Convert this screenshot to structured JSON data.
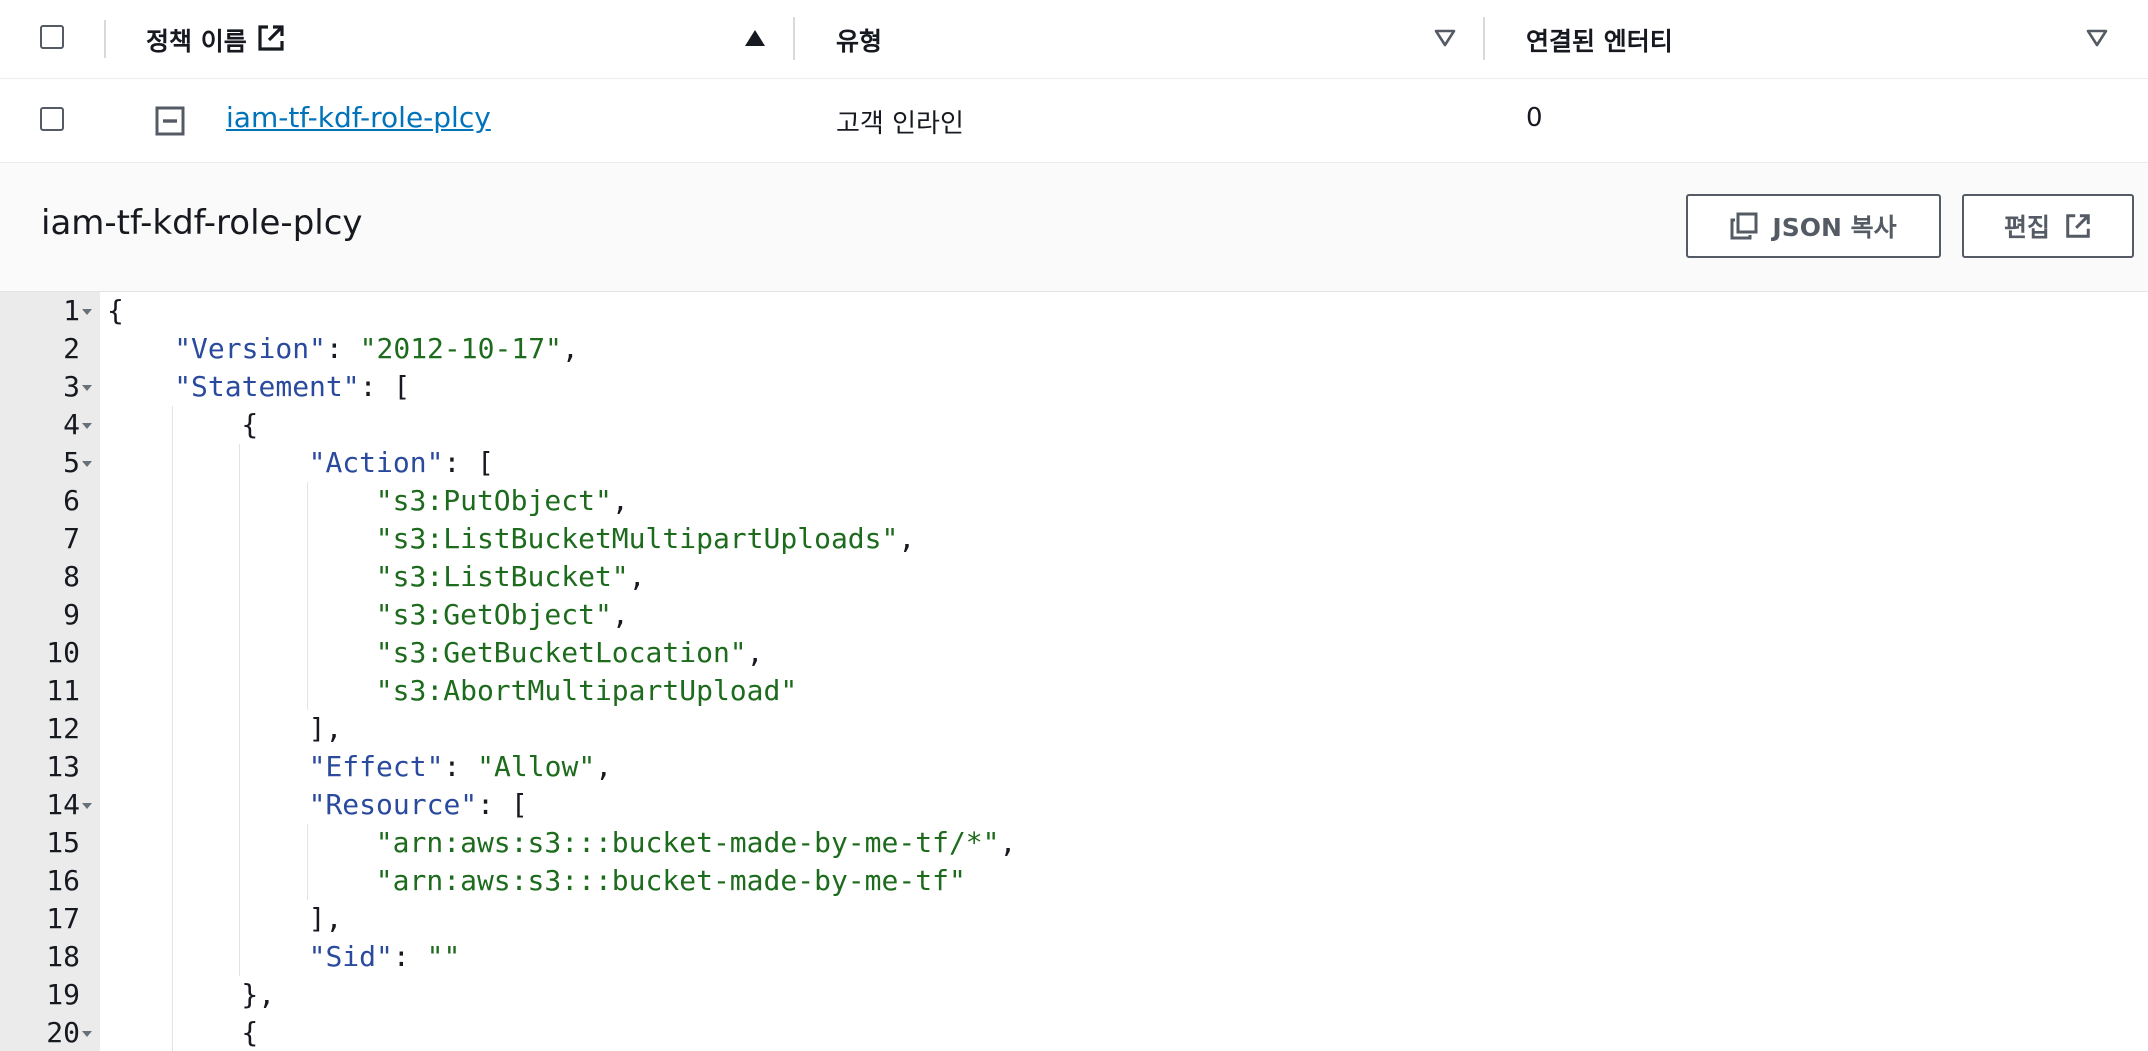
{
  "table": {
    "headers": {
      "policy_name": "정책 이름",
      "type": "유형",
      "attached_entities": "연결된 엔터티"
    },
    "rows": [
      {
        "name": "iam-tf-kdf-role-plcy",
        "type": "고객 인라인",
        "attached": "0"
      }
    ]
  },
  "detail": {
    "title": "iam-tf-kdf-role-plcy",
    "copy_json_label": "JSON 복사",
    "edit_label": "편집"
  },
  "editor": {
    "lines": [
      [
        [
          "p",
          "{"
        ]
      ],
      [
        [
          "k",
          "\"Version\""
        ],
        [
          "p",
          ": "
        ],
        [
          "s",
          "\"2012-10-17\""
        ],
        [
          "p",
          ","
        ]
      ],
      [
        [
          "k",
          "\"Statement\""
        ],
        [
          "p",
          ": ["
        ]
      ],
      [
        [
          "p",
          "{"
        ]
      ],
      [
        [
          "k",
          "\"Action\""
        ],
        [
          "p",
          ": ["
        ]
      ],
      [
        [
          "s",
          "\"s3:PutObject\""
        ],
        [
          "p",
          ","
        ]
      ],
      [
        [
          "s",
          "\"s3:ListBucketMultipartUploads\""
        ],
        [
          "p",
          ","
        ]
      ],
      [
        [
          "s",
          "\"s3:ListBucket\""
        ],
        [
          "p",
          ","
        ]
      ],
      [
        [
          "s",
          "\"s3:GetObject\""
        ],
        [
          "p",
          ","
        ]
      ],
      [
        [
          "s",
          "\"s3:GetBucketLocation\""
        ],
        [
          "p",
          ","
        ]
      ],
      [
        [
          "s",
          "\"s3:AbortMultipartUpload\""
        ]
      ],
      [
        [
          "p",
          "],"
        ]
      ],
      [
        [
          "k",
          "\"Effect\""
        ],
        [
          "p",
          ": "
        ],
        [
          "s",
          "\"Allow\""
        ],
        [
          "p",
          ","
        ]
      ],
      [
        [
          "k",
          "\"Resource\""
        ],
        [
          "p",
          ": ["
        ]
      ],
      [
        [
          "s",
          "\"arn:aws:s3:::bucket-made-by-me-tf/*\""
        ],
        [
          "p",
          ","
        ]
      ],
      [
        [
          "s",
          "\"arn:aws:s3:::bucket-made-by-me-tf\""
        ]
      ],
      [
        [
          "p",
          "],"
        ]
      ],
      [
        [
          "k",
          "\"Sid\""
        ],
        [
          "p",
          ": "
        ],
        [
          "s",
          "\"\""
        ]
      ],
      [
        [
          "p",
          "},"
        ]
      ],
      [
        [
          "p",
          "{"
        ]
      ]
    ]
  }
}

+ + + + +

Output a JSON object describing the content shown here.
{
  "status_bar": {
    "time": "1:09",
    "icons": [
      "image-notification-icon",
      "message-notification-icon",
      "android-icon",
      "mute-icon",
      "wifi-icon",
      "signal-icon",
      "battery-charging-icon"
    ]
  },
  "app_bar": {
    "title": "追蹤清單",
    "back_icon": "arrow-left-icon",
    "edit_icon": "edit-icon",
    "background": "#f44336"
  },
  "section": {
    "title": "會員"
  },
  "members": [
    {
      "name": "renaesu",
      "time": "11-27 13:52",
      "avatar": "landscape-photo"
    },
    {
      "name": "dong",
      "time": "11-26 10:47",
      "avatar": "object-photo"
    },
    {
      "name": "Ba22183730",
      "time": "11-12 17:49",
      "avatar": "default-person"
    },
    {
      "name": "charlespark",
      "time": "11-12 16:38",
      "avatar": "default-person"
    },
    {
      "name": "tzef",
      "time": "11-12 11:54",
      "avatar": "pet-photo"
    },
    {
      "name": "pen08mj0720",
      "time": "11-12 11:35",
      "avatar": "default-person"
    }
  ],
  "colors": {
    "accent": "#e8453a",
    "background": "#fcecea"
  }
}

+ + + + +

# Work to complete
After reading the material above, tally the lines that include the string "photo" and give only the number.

# Finished task
3